**What the exercise asks**. Output only how many lines below contain "your".

Dataset entries

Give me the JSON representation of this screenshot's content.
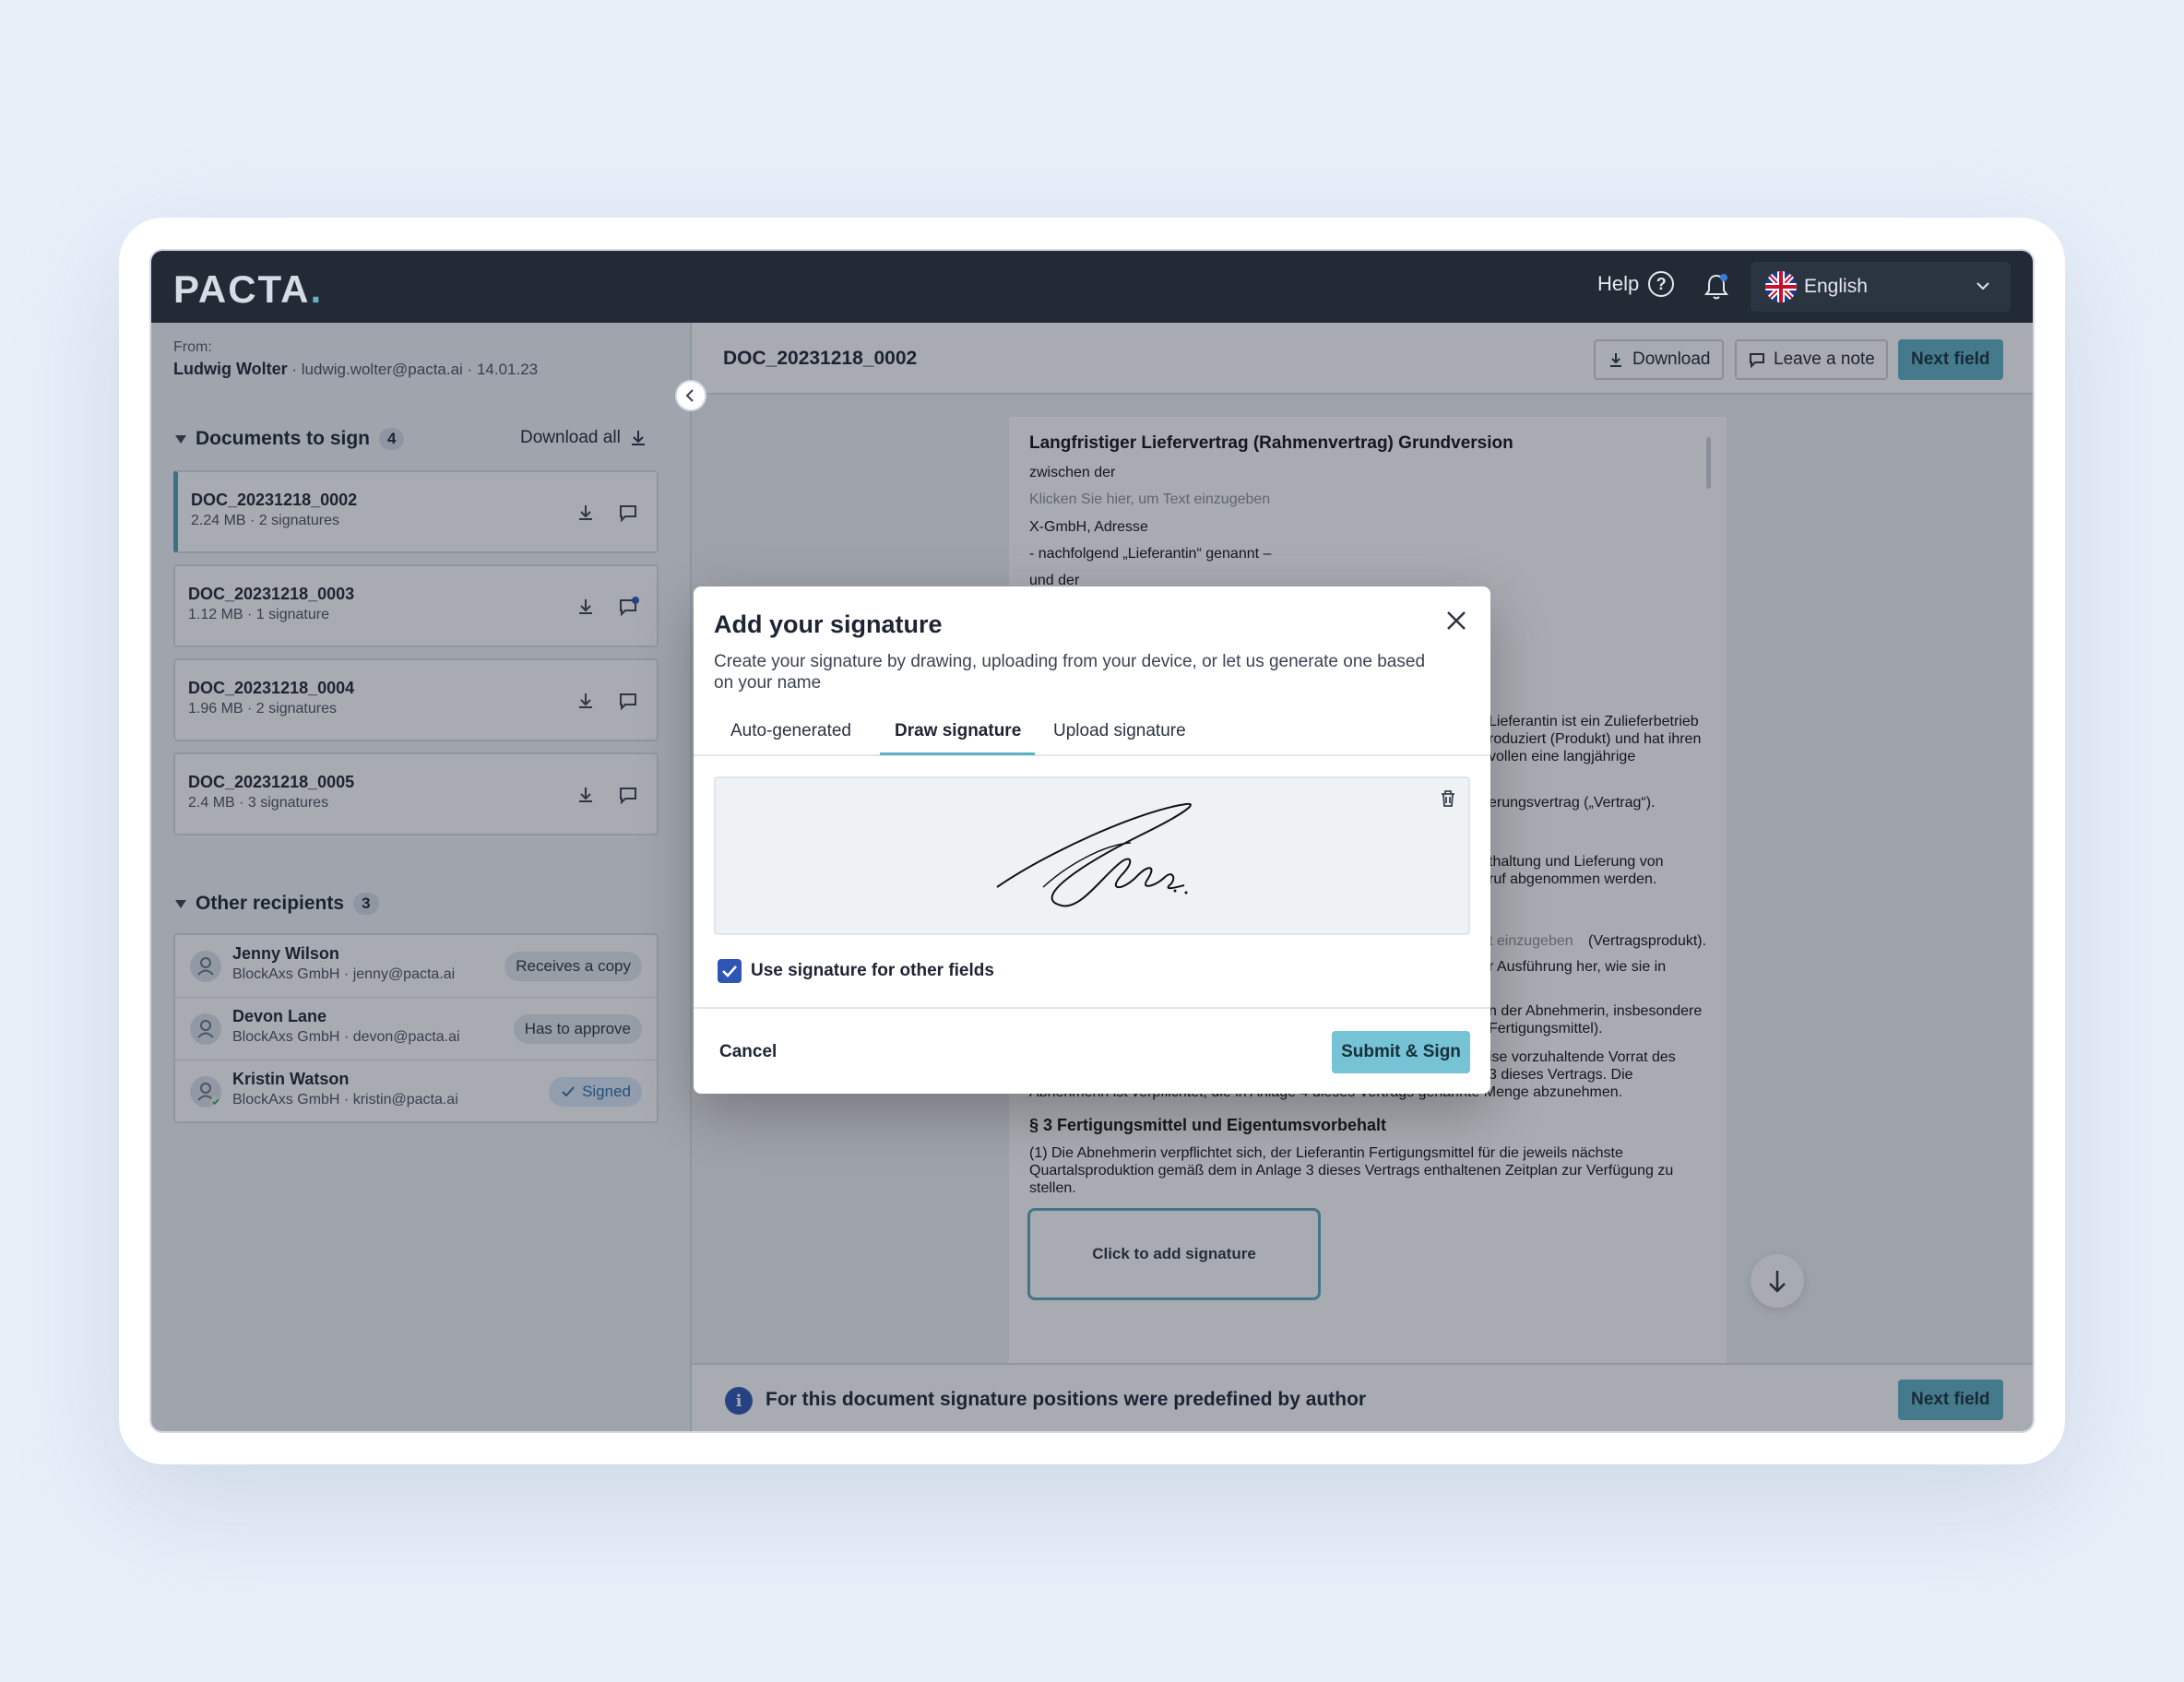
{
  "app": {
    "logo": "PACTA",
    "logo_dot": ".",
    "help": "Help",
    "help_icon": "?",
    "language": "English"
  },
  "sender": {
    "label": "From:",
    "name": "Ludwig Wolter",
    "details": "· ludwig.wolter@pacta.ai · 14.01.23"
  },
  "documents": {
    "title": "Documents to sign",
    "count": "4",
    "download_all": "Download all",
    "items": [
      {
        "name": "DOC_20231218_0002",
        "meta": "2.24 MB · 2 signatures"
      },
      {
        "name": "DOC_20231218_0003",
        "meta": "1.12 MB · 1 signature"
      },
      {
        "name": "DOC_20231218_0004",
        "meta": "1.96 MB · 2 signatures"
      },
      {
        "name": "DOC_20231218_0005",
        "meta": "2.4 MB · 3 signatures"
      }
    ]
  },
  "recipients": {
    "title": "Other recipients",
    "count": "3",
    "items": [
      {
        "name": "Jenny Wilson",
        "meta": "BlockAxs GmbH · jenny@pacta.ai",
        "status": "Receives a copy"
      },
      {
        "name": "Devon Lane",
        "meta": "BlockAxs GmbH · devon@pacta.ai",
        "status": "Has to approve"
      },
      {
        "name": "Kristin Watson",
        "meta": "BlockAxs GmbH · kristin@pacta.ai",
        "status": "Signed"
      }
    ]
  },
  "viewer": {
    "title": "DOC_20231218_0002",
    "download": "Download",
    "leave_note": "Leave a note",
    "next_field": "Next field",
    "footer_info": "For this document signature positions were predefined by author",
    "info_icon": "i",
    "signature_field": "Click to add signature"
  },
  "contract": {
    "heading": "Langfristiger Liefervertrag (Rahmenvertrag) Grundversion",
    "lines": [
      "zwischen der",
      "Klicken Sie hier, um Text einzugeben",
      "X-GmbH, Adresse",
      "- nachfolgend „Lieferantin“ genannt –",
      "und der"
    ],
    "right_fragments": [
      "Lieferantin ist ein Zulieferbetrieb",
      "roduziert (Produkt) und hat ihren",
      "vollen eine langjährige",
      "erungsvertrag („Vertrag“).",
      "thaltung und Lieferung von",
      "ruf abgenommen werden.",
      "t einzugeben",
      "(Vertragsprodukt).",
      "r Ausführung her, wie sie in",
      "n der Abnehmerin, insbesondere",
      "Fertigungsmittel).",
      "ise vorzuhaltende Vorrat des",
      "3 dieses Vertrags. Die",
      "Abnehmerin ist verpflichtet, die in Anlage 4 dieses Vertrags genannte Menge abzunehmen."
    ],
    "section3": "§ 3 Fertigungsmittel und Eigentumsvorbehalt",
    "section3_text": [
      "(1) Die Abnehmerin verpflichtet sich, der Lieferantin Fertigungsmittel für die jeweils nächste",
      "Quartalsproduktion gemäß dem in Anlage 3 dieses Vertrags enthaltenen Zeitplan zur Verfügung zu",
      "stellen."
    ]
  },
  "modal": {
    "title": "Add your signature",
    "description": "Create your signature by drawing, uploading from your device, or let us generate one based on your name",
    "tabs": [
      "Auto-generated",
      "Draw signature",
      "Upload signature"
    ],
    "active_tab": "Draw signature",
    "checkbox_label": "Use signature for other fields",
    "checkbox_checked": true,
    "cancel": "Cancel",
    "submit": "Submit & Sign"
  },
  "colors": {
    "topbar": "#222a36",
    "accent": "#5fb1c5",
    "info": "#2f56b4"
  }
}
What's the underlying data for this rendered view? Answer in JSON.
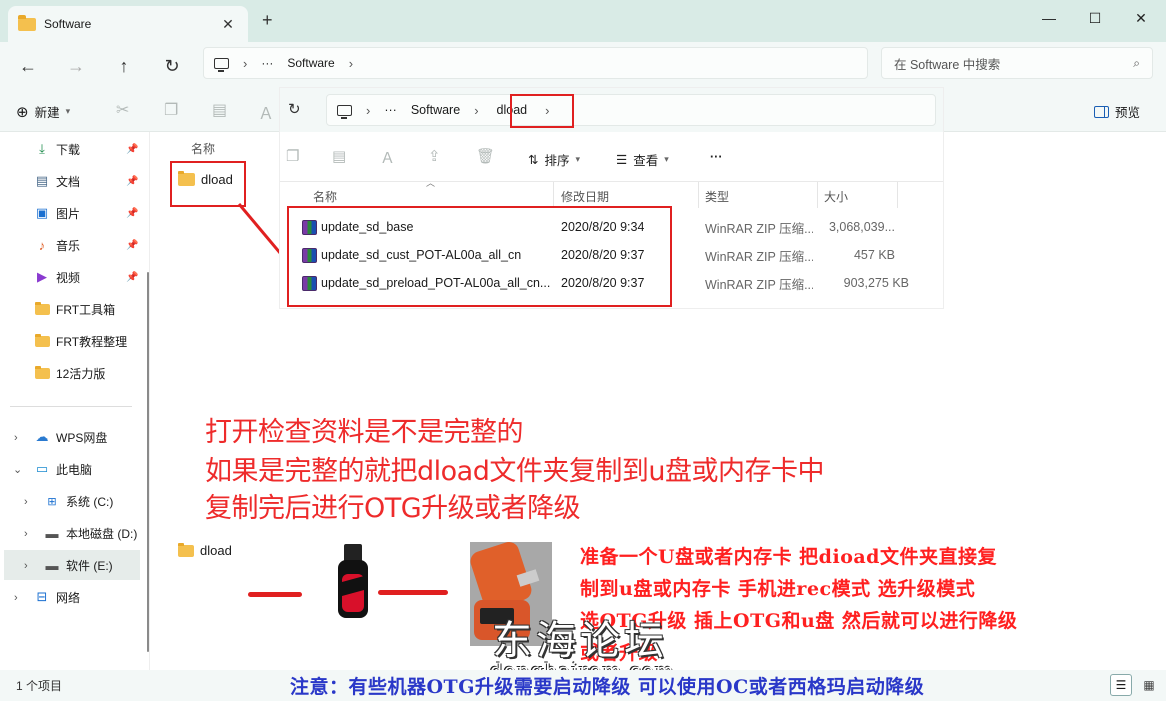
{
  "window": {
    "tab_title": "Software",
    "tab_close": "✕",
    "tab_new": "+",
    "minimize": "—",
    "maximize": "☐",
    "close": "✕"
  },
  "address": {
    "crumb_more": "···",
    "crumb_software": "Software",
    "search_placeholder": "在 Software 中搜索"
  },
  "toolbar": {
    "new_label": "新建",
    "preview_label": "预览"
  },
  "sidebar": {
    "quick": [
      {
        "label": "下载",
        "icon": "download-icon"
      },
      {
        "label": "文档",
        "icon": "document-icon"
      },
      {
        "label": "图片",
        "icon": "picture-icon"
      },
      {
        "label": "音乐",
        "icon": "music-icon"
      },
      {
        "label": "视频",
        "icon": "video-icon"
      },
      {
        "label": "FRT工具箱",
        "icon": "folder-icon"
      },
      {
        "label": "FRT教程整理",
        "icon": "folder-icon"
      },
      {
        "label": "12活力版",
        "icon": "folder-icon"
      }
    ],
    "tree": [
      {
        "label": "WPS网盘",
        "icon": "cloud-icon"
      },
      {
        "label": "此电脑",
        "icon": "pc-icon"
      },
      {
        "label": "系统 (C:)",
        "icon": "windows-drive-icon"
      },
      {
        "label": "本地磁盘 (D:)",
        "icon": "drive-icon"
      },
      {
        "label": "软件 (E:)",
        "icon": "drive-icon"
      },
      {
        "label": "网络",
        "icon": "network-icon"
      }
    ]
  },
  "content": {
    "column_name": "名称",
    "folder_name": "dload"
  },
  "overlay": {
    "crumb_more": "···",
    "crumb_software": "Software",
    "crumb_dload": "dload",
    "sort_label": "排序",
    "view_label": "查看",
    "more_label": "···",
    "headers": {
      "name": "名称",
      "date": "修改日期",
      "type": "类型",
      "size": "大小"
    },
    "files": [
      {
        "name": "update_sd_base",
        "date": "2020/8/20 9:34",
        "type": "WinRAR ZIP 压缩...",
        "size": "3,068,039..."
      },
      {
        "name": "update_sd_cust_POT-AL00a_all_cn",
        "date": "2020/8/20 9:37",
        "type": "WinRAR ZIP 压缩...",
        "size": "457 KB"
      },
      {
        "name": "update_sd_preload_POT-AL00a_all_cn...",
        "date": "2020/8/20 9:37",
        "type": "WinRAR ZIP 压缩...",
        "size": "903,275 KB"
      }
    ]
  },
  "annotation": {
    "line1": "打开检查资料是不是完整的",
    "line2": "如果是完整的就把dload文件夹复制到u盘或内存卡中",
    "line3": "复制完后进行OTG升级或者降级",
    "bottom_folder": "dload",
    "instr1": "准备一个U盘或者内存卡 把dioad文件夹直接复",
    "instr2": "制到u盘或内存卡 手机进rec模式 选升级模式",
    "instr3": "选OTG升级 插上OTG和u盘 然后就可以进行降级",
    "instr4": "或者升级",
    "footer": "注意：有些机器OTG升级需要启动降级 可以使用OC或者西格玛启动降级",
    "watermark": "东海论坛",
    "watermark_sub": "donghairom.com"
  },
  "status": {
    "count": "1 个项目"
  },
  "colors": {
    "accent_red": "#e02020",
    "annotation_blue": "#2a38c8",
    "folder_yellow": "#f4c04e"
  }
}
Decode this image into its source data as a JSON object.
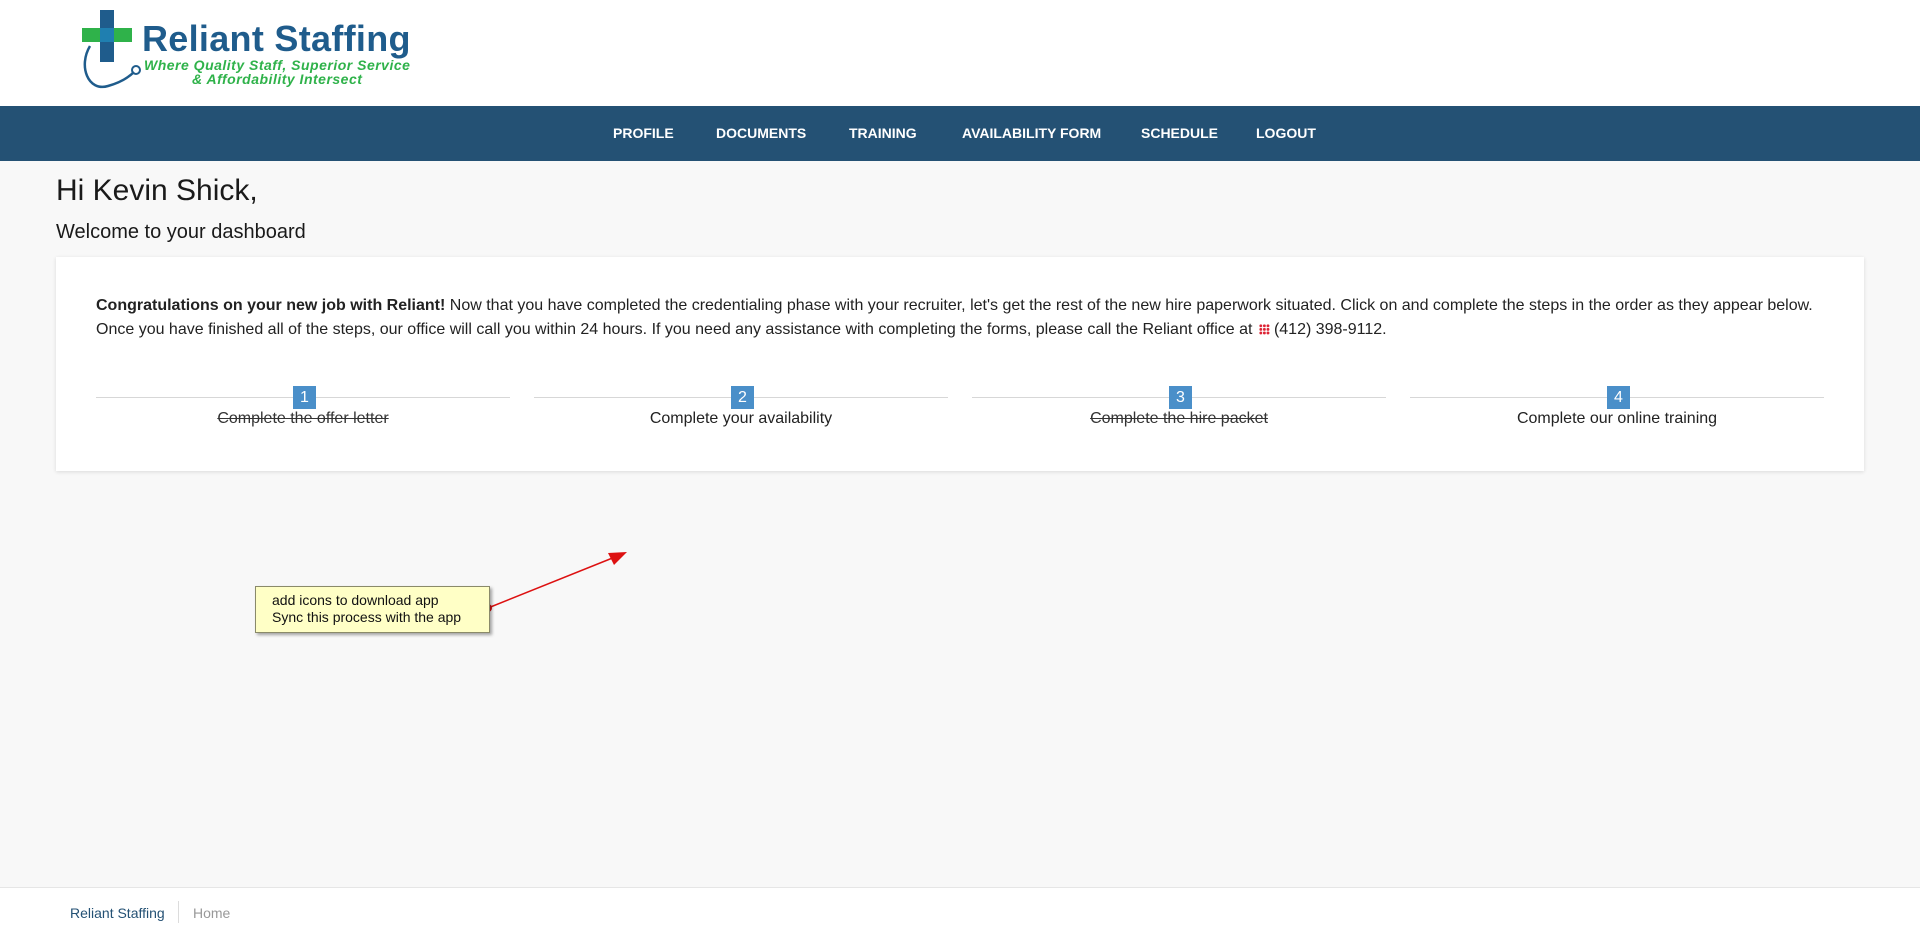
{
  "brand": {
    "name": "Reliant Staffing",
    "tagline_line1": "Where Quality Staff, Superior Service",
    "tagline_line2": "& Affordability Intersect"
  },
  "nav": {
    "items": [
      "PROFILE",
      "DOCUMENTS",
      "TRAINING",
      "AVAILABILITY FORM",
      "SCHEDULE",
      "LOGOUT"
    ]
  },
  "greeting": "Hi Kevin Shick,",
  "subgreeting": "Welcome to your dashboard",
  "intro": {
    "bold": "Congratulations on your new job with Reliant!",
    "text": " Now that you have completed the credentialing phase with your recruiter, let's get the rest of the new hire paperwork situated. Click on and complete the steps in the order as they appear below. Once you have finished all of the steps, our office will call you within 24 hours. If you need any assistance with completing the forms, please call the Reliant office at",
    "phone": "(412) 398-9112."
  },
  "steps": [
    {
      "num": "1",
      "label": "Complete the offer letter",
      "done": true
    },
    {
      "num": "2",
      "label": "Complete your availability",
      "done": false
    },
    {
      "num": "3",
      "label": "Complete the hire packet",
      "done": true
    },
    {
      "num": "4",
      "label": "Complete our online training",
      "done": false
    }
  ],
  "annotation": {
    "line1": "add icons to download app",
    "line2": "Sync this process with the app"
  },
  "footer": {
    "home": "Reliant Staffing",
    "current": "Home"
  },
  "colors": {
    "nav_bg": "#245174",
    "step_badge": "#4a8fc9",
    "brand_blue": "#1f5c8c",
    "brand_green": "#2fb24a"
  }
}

**Output for this exercise**. 6